All of the data, except its images, should be set down exactly as it appears.

Stored items
◇ ◇ ◇ ◇

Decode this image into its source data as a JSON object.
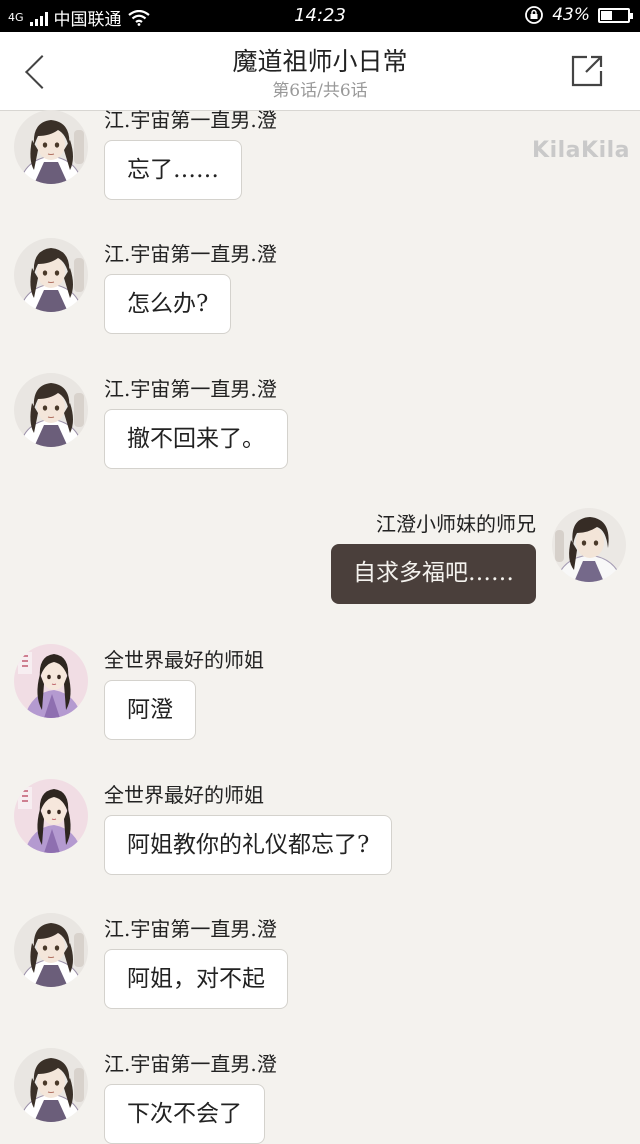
{
  "status_bar": {
    "network": "4G",
    "carrier": "中国联通",
    "time": "14:23",
    "battery": "43%",
    "battery_level": 0.43
  },
  "header": {
    "title": "魔道祖师小日常",
    "subtitle": "第6话/共6话"
  },
  "watermark": "KilaKila",
  "colors": {
    "background": "#f4f2ee",
    "bubble_other": "#ffffff",
    "bubble_self": "#4a3f3b"
  },
  "messages": [
    {
      "side": "left",
      "avatar": "avatar-jiang-cheng",
      "name": "江.宇宙第一直男.澄",
      "text": "忘了……"
    },
    {
      "side": "left",
      "avatar": "avatar-jiang-cheng",
      "name": "江.宇宙第一直男.澄",
      "text": "怎么办?"
    },
    {
      "side": "left",
      "avatar": "avatar-jiang-cheng",
      "name": "江.宇宙第一直男.澄",
      "text": "撤不回来了。"
    },
    {
      "side": "right",
      "avatar": "avatar-senior-brother",
      "name": "江澄小师妹的师兄",
      "text": "自求多福吧……"
    },
    {
      "side": "left",
      "avatar": "avatar-shijie",
      "name": "全世界最好的师姐",
      "text": "阿澄"
    },
    {
      "side": "left",
      "avatar": "avatar-shijie",
      "name": "全世界最好的师姐",
      "text": "阿姐教你的礼仪都忘了?"
    },
    {
      "side": "left",
      "avatar": "avatar-jiang-cheng",
      "name": "江.宇宙第一直男.澄",
      "text": "阿姐，对不起"
    },
    {
      "side": "left",
      "avatar": "avatar-jiang-cheng",
      "name": "江.宇宙第一直男.澄",
      "text": "下次不会了"
    }
  ]
}
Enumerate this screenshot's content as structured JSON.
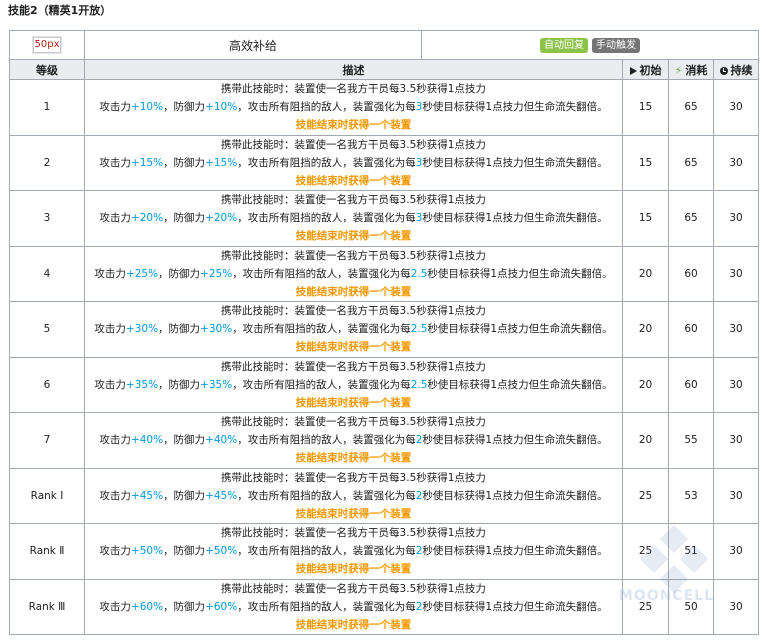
{
  "section_title": "技能2（精英1开放）",
  "skill": {
    "icon_alt": "50px",
    "name": "高效补给",
    "tags": [
      "自动回复",
      "手动触发"
    ]
  },
  "columns": {
    "level": "等级",
    "description": "描述",
    "initial": "初始",
    "cost": "消耗",
    "duration": "持续"
  },
  "rows": [
    {
      "level": "1",
      "l1": "携带此技能时：装置使一名我方干员每3.5秒获得1点技力",
      "a_pre": "攻击力",
      "atk": "+10%",
      "d_pre": "，防御力",
      "def": "+10%",
      "mid": "，攻击所有阻挡的敌人，装置强化为每",
      "sec": "3",
      "tail": "秒使目标获得1点技力但生命流失翻倍。",
      "l3": "技能结束时获得一个装置",
      "initial": "15",
      "cost": "65",
      "duration": "30"
    },
    {
      "level": "2",
      "l1": "携带此技能时：装置使一名我方干员每3.5秒获得1点技力",
      "a_pre": "攻击力",
      "atk": "+15%",
      "d_pre": "，防御力",
      "def": "+15%",
      "mid": "，攻击所有阻挡的敌人，装置强化为每",
      "sec": "3",
      "tail": "秒使目标获得1点技力但生命流失翻倍。",
      "l3": "技能结束时获得一个装置",
      "initial": "15",
      "cost": "65",
      "duration": "30"
    },
    {
      "level": "3",
      "l1": "携带此技能时：装置使一名我方干员每3.5秒获得1点技力",
      "a_pre": "攻击力",
      "atk": "+20%",
      "d_pre": "，防御力",
      "def": "+20%",
      "mid": "，攻击所有阻挡的敌人，装置强化为每",
      "sec": "3",
      "tail": "秒使目标获得1点技力但生命流失翻倍。",
      "l3": "技能结束时获得一个装置",
      "initial": "15",
      "cost": "65",
      "duration": "30"
    },
    {
      "level": "4",
      "l1": "携带此技能时：装置使一名我方干员每3.5秒获得1点技力",
      "a_pre": "攻击力",
      "atk": "+25%",
      "d_pre": "，防御力",
      "def": "+25%",
      "mid": "，攻击所有阻挡的敌人，装置强化为每",
      "sec": "2.5",
      "tail": "秒使目标获得1点技力但生命流失翻倍。",
      "l3": "技能结束时获得一个装置",
      "initial": "20",
      "cost": "60",
      "duration": "30"
    },
    {
      "level": "5",
      "l1": "携带此技能时：装置使一名我方干员每3.5秒获得1点技力",
      "a_pre": "攻击力",
      "atk": "+30%",
      "d_pre": "，防御力",
      "def": "+30%",
      "mid": "，攻击所有阻挡的敌人，装置强化为每",
      "sec": "2.5",
      "tail": "秒使目标获得1点技力但生命流失翻倍。",
      "l3": "技能结束时获得一个装置",
      "initial": "20",
      "cost": "60",
      "duration": "30"
    },
    {
      "level": "6",
      "l1": "携带此技能时：装置使一名我方干员每3.5秒获得1点技力",
      "a_pre": "攻击力",
      "atk": "+35%",
      "d_pre": "，防御力",
      "def": "+35%",
      "mid": "，攻击所有阻挡的敌人，装置强化为每",
      "sec": "2.5",
      "tail": "秒使目标获得1点技力但生命流失翻倍。",
      "l3": "技能结束时获得一个装置",
      "initial": "20",
      "cost": "60",
      "duration": "30"
    },
    {
      "level": "7",
      "l1": "携带此技能时：装置使一名我方干员每3.5秒获得1点技力",
      "a_pre": "攻击力",
      "atk": "+40%",
      "d_pre": "，防御力",
      "def": "+40%",
      "mid": "，攻击所有阻挡的敌人，装置强化为每",
      "sec": "2",
      "tail": "秒使目标获得1点技力但生命流失翻倍。",
      "l3": "技能结束时获得一个装置",
      "initial": "20",
      "cost": "55",
      "duration": "30"
    },
    {
      "level": "Rank Ⅰ",
      "l1": "携带此技能时：装置使一名我方干员每3.5秒获得1点技力",
      "a_pre": "攻击力",
      "atk": "+45%",
      "d_pre": "，防御力",
      "def": "+45%",
      "mid": "，攻击所有阻挡的敌人，装置强化为每",
      "sec": "2",
      "tail": "秒使目标获得1点技力但生命流失翻倍。",
      "l3": "技能结束时获得一个装置",
      "initial": "25",
      "cost": "53",
      "duration": "30"
    },
    {
      "level": "Rank Ⅱ",
      "l1": "携带此技能时：装置使一名我方干员每3.5秒获得1点技力",
      "a_pre": "攻击力",
      "atk": "+50%",
      "d_pre": "，防御力",
      "def": "+50%",
      "mid": "，攻击所有阻挡的敌人，装置强化为每",
      "sec": "2",
      "tail": "秒使目标获得1点技力但生命流失翻倍。",
      "l3": "技能结束时获得一个装置",
      "initial": "25",
      "cost": "51",
      "duration": "30"
    },
    {
      "level": "Rank Ⅲ",
      "l1": "携带此技能时：装置使一名我方干员每3.5秒获得1点技力",
      "a_pre": "攻击力",
      "atk": "+60%",
      "d_pre": "，防御力",
      "def": "+60%",
      "mid": "，攻击所有阻挡的敌人，装置强化为每",
      "sec": "2",
      "tail": "秒使目标获得1点技力但生命流失翻倍。",
      "l3": "技能结束时获得一个装置",
      "initial": "25",
      "cost": "50",
      "duration": "30"
    }
  ],
  "watermark_text": "MOONCELL",
  "colors": {
    "highlight_blue": "#0098dc",
    "highlight_orange": "#f49800",
    "tag_auto": "#8bc34a",
    "tag_manual": "#757575",
    "header_bg": "#eaecf0"
  }
}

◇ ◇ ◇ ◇

→ Exercise output:
Decode this image into its source data as a JSON object.
{
  "status_bar": {
    "network": "4G",
    "carrier": "中国联通",
    "time": "14:23",
    "battery": "43%",
    "battery_level": 0.43
  },
  "header": {
    "title": "魔道祖师小日常",
    "subtitle": "第6话/共6话"
  },
  "watermark": "KilaKila",
  "colors": {
    "background": "#f4f2ee",
    "bubble_other": "#ffffff",
    "bubble_self": "#4a3f3b"
  },
  "messages": [
    {
      "side": "left",
      "avatar": "avatar-jiang-cheng",
      "name": "江.宇宙第一直男.澄",
      "text": "忘了……"
    },
    {
      "side": "left",
      "avatar": "avatar-jiang-cheng",
      "name": "江.宇宙第一直男.澄",
      "text": "怎么办?"
    },
    {
      "side": "left",
      "avatar": "avatar-jiang-cheng",
      "name": "江.宇宙第一直男.澄",
      "text": "撤不回来了。"
    },
    {
      "side": "right",
      "avatar": "avatar-senior-brother",
      "name": "江澄小师妹的师兄",
      "text": "自求多福吧……"
    },
    {
      "side": "left",
      "avatar": "avatar-shijie",
      "name": "全世界最好的师姐",
      "text": "阿澄"
    },
    {
      "side": "left",
      "avatar": "avatar-shijie",
      "name": "全世界最好的师姐",
      "text": "阿姐教你的礼仪都忘了?"
    },
    {
      "side": "left",
      "avatar": "avatar-jiang-cheng",
      "name": "江.宇宙第一直男.澄",
      "text": "阿姐，对不起"
    },
    {
      "side": "left",
      "avatar": "avatar-jiang-cheng",
      "name": "江.宇宙第一直男.澄",
      "text": "下次不会了"
    }
  ]
}
Enumerate this screenshot's content as structured JSON.
{
  "section_title": "技能2（精英1开放）",
  "skill": {
    "icon_alt": "50px",
    "name": "高效补给",
    "tags": [
      "自动回复",
      "手动触发"
    ]
  },
  "columns": {
    "level": "等级",
    "description": "描述",
    "initial": "初始",
    "cost": "消耗",
    "duration": "持续"
  },
  "rows": [
    {
      "level": "1",
      "l1": "携带此技能时：装置使一名我方干员每3.5秒获得1点技力",
      "a_pre": "攻击力",
      "atk": "+10%",
      "d_pre": "，防御力",
      "def": "+10%",
      "mid": "，攻击所有阻挡的敌人，装置强化为每",
      "sec": "3",
      "tail": "秒使目标获得1点技力但生命流失翻倍。",
      "l3": "技能结束时获得一个装置",
      "initial": "15",
      "cost": "65",
      "duration": "30"
    },
    {
      "level": "2",
      "l1": "携带此技能时：装置使一名我方干员每3.5秒获得1点技力",
      "a_pre": "攻击力",
      "atk": "+15%",
      "d_pre": "，防御力",
      "def": "+15%",
      "mid": "，攻击所有阻挡的敌人，装置强化为每",
      "sec": "3",
      "tail": "秒使目标获得1点技力但生命流失翻倍。",
      "l3": "技能结束时获得一个装置",
      "initial": "15",
      "cost": "65",
      "duration": "30"
    },
    {
      "level": "3",
      "l1": "携带此技能时：装置使一名我方干员每3.5秒获得1点技力",
      "a_pre": "攻击力",
      "atk": "+20%",
      "d_pre": "，防御力",
      "def": "+20%",
      "mid": "，攻击所有阻挡的敌人，装置强化为每",
      "sec": "3",
      "tail": "秒使目标获得1点技力但生命流失翻倍。",
      "l3": "技能结束时获得一个装置",
      "initial": "15",
      "cost": "65",
      "duration": "30"
    },
    {
      "level": "4",
      "l1": "携带此技能时：装置使一名我方干员每3.5秒获得1点技力",
      "a_pre": "攻击力",
      "atk": "+25%",
      "d_pre": "，防御力",
      "def": "+25%",
      "mid": "，攻击所有阻挡的敌人，装置强化为每",
      "sec": "2.5",
      "tail": "秒使目标获得1点技力但生命流失翻倍。",
      "l3": "技能结束时获得一个装置",
      "initial": "20",
      "cost": "60",
      "duration": "30"
    },
    {
      "level": "5",
      "l1": "携带此技能时：装置使一名我方干员每3.5秒获得1点技力",
      "a_pre": "攻击力",
      "atk": "+30%",
      "d_pre": "，防御力",
      "def": "+30%",
      "mid": "，攻击所有阻挡的敌人，装置强化为每",
      "sec": "2.5",
      "tail": "秒使目标获得1点技力但生命流失翻倍。",
      "l3": "技能结束时获得一个装置",
      "initial": "20",
      "cost": "60",
      "duration": "30"
    },
    {
      "level": "6",
      "l1": "携带此技能时：装置使一名我方干员每3.5秒获得1点技力",
      "a_pre": "攻击力",
      "atk": "+35%",
      "d_pre": "，防御力",
      "def": "+35%",
      "mid": "，攻击所有阻挡的敌人，装置强化为每",
      "sec": "2.5",
      "tail": "秒使目标获得1点技力但生命流失翻倍。",
      "l3": "技能结束时获得一个装置",
      "initial": "20",
      "cost": "60",
      "duration": "30"
    },
    {
      "level": "7",
      "l1": "携带此技能时：装置使一名我方干员每3.5秒获得1点技力",
      "a_pre": "攻击力",
      "atk": "+40%",
      "d_pre": "，防御力",
      "def": "+40%",
      "mid": "，攻击所有阻挡的敌人，装置强化为每",
      "sec": "2",
      "tail": "秒使目标获得1点技力但生命流失翻倍。",
      "l3": "技能结束时获得一个装置",
      "initial": "20",
      "cost": "55",
      "duration": "30"
    },
    {
      "level": "Rank Ⅰ",
      "l1": "携带此技能时：装置使一名我方干员每3.5秒获得1点技力",
      "a_pre": "攻击力",
      "atk": "+45%",
      "d_pre": "，防御力",
      "def": "+45%",
      "mid": "，攻击所有阻挡的敌人，装置强化为每",
      "sec": "2",
      "tail": "秒使目标获得1点技力但生命流失翻倍。",
      "l3": "技能结束时获得一个装置",
      "initial": "25",
      "cost": "53",
      "duration": "30"
    },
    {
      "level": "Rank Ⅱ",
      "l1": "携带此技能时：装置使一名我方干员每3.5秒获得1点技力",
      "a_pre": "攻击力",
      "atk": "+50%",
      "d_pre": "，防御力",
      "def": "+50%",
      "mid": "，攻击所有阻挡的敌人，装置强化为每",
      "sec": "2",
      "tail": "秒使目标获得1点技力但生命流失翻倍。",
      "l3": "技能结束时获得一个装置",
      "initial": "25",
      "cost": "51",
      "duration": "30"
    },
    {
      "level": "Rank Ⅲ",
      "l1": "携带此技能时：装置使一名我方干员每3.5秒获得1点技力",
      "a_pre": "攻击力",
      "atk": "+60%",
      "d_pre": "，防御力",
      "def": "+60%",
      "mid": "，攻击所有阻挡的敌人，装置强化为每",
      "sec": "2",
      "tail": "秒使目标获得1点技力但生命流失翻倍。",
      "l3": "技能结束时获得一个装置",
      "initial": "25",
      "cost": "50",
      "duration": "30"
    }
  ],
  "watermark_text": "MOONCELL",
  "colors": {
    "highlight_blue": "#0098dc",
    "highlight_orange": "#f49800",
    "tag_auto": "#8bc34a",
    "tag_manual": "#757575",
    "header_bg": "#eaecf0"
  }
}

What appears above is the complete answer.